Grassley Feels the Heat
The last, faint hope for truly bipartisan health reform rests with Sen. Chuck Grassley of Iowa -- and faint may be overstating the prognosis.
The 75-year-old Republican has been browbeaten by his leadership for collaborating with Montana Democrat Max Baucus, the chairman of the Finance Committee on which Grassley is the ranking Republican.
Grassley has been besieged by nervous constituents during this most tumultuous of August recesses. He's up for reelection next year and is worried about a primary challenge. He's eager to become the ranking member of the Judiciary Committee when his tenure on Finance is up, and is said to fear that he'll be denied the post if he goes wobbly on Democrats.
"There is tremendous pressure on both Chuck Grassley and Max Baucus to walk away" from health-care negotiations, one Republican senator told me. "That accounts for why you see Grassley doggedly going to these meetings, working very hard, but then he'll get nervous about it and say, 'Well, even if I support it, unless a majority of the caucus supports it, I won't vote for it.' I think those kinds of mixed messages reflect the tremendous pressure that he's under."
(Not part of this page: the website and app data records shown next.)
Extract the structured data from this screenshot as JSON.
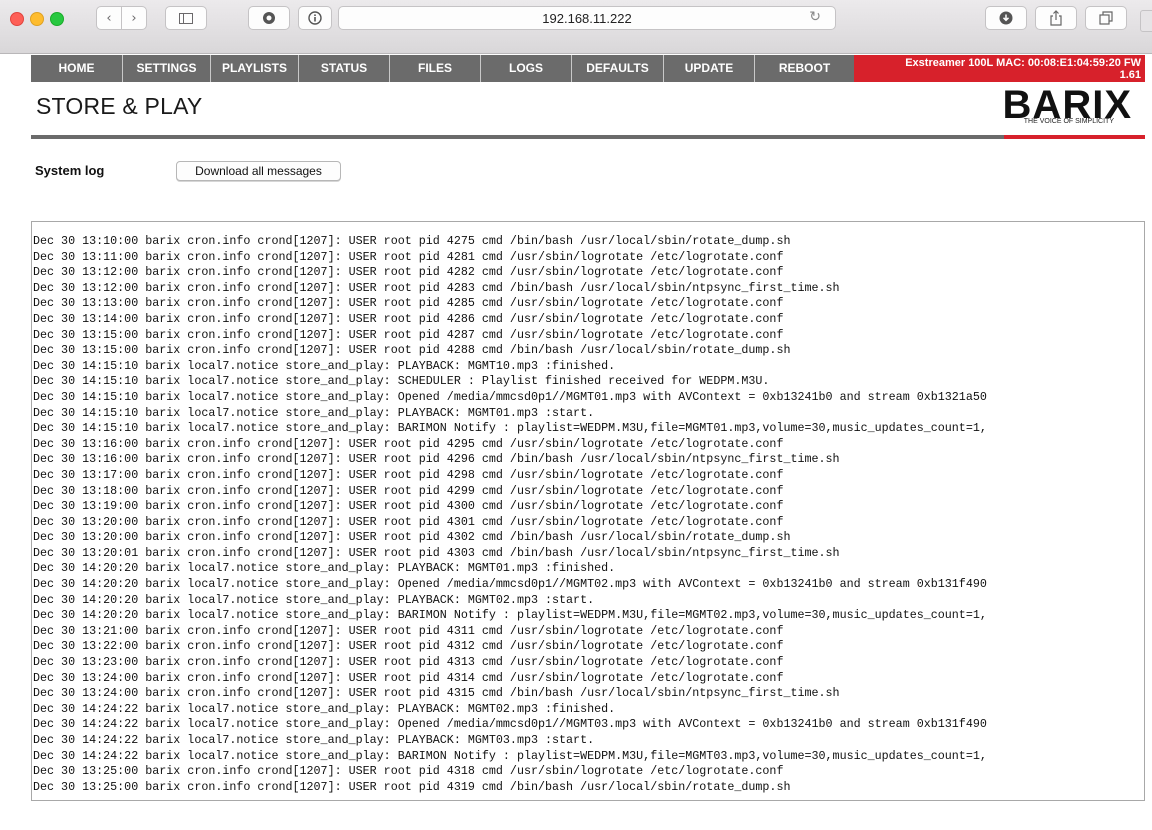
{
  "browser": {
    "url": "192.168.11.222",
    "icons": [
      "close-dot",
      "minimize-dot",
      "zoom-dot",
      "back-icon",
      "forward-icon",
      "sidebar-icon",
      "privacy-icon",
      "info-icon",
      "reload-icon",
      "download-icon",
      "share-icon",
      "tabs-icon"
    ]
  },
  "nav": {
    "items": [
      "HOME",
      "SETTINGS",
      "PLAYLISTS",
      "STATUS",
      "FILES",
      "LOGS",
      "DEFAULTS",
      "UPDATE",
      "REBOOT"
    ],
    "device_line1": "Exstreamer 100L  MAC: 00:08:E1:04:59:20  FW",
    "device_line2": "1.61"
  },
  "header": {
    "title": "STORE & PLAY",
    "logo": "BARIX",
    "tagline": "THE VOICE OF SIMPLICITY"
  },
  "log": {
    "label": "System log",
    "download_button": "Download all messages",
    "lines": [
      "Dec 30 13:10:00 barix cron.info crond[1207]: USER root pid 4275 cmd /bin/bash /usr/local/sbin/rotate_dump.sh",
      "Dec 30 13:11:00 barix cron.info crond[1207]: USER root pid 4281 cmd /usr/sbin/logrotate /etc/logrotate.conf",
      "Dec 30 13:12:00 barix cron.info crond[1207]: USER root pid 4282 cmd /usr/sbin/logrotate /etc/logrotate.conf",
      "Dec 30 13:12:00 barix cron.info crond[1207]: USER root pid 4283 cmd /bin/bash /usr/local/sbin/ntpsync_first_time.sh",
      "Dec 30 13:13:00 barix cron.info crond[1207]: USER root pid 4285 cmd /usr/sbin/logrotate /etc/logrotate.conf",
      "Dec 30 13:14:00 barix cron.info crond[1207]: USER root pid 4286 cmd /usr/sbin/logrotate /etc/logrotate.conf",
      "Dec 30 13:15:00 barix cron.info crond[1207]: USER root pid 4287 cmd /usr/sbin/logrotate /etc/logrotate.conf",
      "Dec 30 13:15:00 barix cron.info crond[1207]: USER root pid 4288 cmd /bin/bash /usr/local/sbin/rotate_dump.sh",
      "Dec 30 14:15:10 barix local7.notice store_and_play: PLAYBACK: MGMT10.mp3 :finished.",
      "Dec 30 14:15:10 barix local7.notice store_and_play: SCHEDULER : Playlist finished received for WEDPM.M3U.",
      "Dec 30 14:15:10 barix local7.notice store_and_play: Opened /media/mmcsd0p1//MGMT01.mp3 with AVContext = 0xb13241b0 and stream 0xb1321a50",
      "Dec 30 14:15:10 barix local7.notice store_and_play: PLAYBACK: MGMT01.mp3 :start.",
      "Dec 30 14:15:10 barix local7.notice store_and_play: BARIMON Notify : playlist=WEDPM.M3U,file=MGMT01.mp3,volume=30,music_updates_count=1,",
      "Dec 30 13:16:00 barix cron.info crond[1207]: USER root pid 4295 cmd /usr/sbin/logrotate /etc/logrotate.conf",
      "Dec 30 13:16:00 barix cron.info crond[1207]: USER root pid 4296 cmd /bin/bash /usr/local/sbin/ntpsync_first_time.sh",
      "Dec 30 13:17:00 barix cron.info crond[1207]: USER root pid 4298 cmd /usr/sbin/logrotate /etc/logrotate.conf",
      "Dec 30 13:18:00 barix cron.info crond[1207]: USER root pid 4299 cmd /usr/sbin/logrotate /etc/logrotate.conf",
      "Dec 30 13:19:00 barix cron.info crond[1207]: USER root pid 4300 cmd /usr/sbin/logrotate /etc/logrotate.conf",
      "Dec 30 13:20:00 barix cron.info crond[1207]: USER root pid 4301 cmd /usr/sbin/logrotate /etc/logrotate.conf",
      "Dec 30 13:20:00 barix cron.info crond[1207]: USER root pid 4302 cmd /bin/bash /usr/local/sbin/rotate_dump.sh",
      "Dec 30 13:20:01 barix cron.info crond[1207]: USER root pid 4303 cmd /bin/bash /usr/local/sbin/ntpsync_first_time.sh",
      "Dec 30 14:20:20 barix local7.notice store_and_play: PLAYBACK: MGMT01.mp3 :finished.",
      "Dec 30 14:20:20 barix local7.notice store_and_play: Opened /media/mmcsd0p1//MGMT02.mp3 with AVContext = 0xb13241b0 and stream 0xb131f490",
      "Dec 30 14:20:20 barix local7.notice store_and_play: PLAYBACK: MGMT02.mp3 :start.",
      "Dec 30 14:20:20 barix local7.notice store_and_play: BARIMON Notify : playlist=WEDPM.M3U,file=MGMT02.mp3,volume=30,music_updates_count=1,",
      "Dec 30 13:21:00 barix cron.info crond[1207]: USER root pid 4311 cmd /usr/sbin/logrotate /etc/logrotate.conf",
      "Dec 30 13:22:00 barix cron.info crond[1207]: USER root pid 4312 cmd /usr/sbin/logrotate /etc/logrotate.conf",
      "Dec 30 13:23:00 barix cron.info crond[1207]: USER root pid 4313 cmd /usr/sbin/logrotate /etc/logrotate.conf",
      "Dec 30 13:24:00 barix cron.info crond[1207]: USER root pid 4314 cmd /usr/sbin/logrotate /etc/logrotate.conf",
      "Dec 30 13:24:00 barix cron.info crond[1207]: USER root pid 4315 cmd /bin/bash /usr/local/sbin/ntpsync_first_time.sh",
      "Dec 30 14:24:22 barix local7.notice store_and_play: PLAYBACK: MGMT02.mp3 :finished.",
      "Dec 30 14:24:22 barix local7.notice store_and_play: Opened /media/mmcsd0p1//MGMT03.mp3 with AVContext = 0xb13241b0 and stream 0xb131f490",
      "Dec 30 14:24:22 barix local7.notice store_and_play: PLAYBACK: MGMT03.mp3 :start.",
      "Dec 30 14:24:22 barix local7.notice store_and_play: BARIMON Notify : playlist=WEDPM.M3U,file=MGMT03.mp3,volume=30,music_updates_count=1,",
      "Dec 30 13:25:00 barix cron.info crond[1207]: USER root pid 4318 cmd /usr/sbin/logrotate /etc/logrotate.conf",
      "Dec 30 13:25:00 barix cron.info crond[1207]: USER root pid 4319 cmd /bin/bash /usr/local/sbin/rotate_dump.sh"
    ]
  }
}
Senate Minority Leader Mitch McConnell of Kentucky and Minority Whip Jon Kyl of Arizona "are working this very hard," said one Democrat involved in the health-care talks. "They have berated [Grassley] directly about the degree of his participation so far, and they work hard to prevent other people from going along."
But as much as people focus on health reform as a legacy issue for the ailing Sen. Ted Kennedy, it is also -- or could be -- Grassley's legacy as well.
He's logged hundreds of hours on health-care overhaul, an issue he describes as "more sweeping than anything I've ever worked on" during his three-plus decades in Congress. Grassley has an impressively wide stubborn streak and a history of defying the GOP leadership -- on energy taxes, on children's health care, on economic stimulus.
He has a close relationship with Baucus; they are, as one person who's worked with both of them put it, two senators "from big square states in the middle of the country where there's a lot of moderate people."
I caught up with Grassley Tuesday by telephone, when he was at the Des Moines airport, and, without being prompted, he brought up -- and disputed -- the perception that he had shifted positions during the course of the recess and backed away from comprehensive reform. "I think in my town meetings I haven't been saying anything that I haven't been saying for three or four months before," Grassley said.
Perhaps, but he didn't sound terribly eager to lead the charge for a far-reaching overhaul. He described the prevailing sentiment at his town hall meetings -- he held four on Monday alone -- as "slow down, deliberate, do it right, maybe do it incrementally." Grassley acknowledged that the health system is so intertwined that it is difficult to tweeze out pieces to fix one by one, but said that his goal is "do it comprehensively and still do it in a way that expresses to the people that you aren't trying to upset the apple cart. That's the impression people have: that they're not going to know their health-care system as they now know it."
Even more, he said, "health care is kind of the straw that broke the camel's back" on broader public concern over the deficit and government intervention into the private sector. "There is real fear for the future of our country, so we have to assess our activities in light of all that fear," he said.
Indeed, health reform is an enormous and uncertain undertaking at a moment of economic peril. This is why responsible politicians such as Grassley should be trying to educate voters, not stoke their fears with warnings about pulling the plug on Grandma. And it is why Democrats should be nervous about losing the Grassleys of the congressional world. Shared risk in an enterprise this ambitious is a smart strategy.
As for why Grassley should lead instead of counting Republican noses, my argument is this: If health reform passes, he will be remembered more for his role in making that happen than whether he was elected to a sixth term or what committee he served on as ranking member. If it doesn't, well, what's the point of serving in a body so riven by partisan politics that it is unable to function?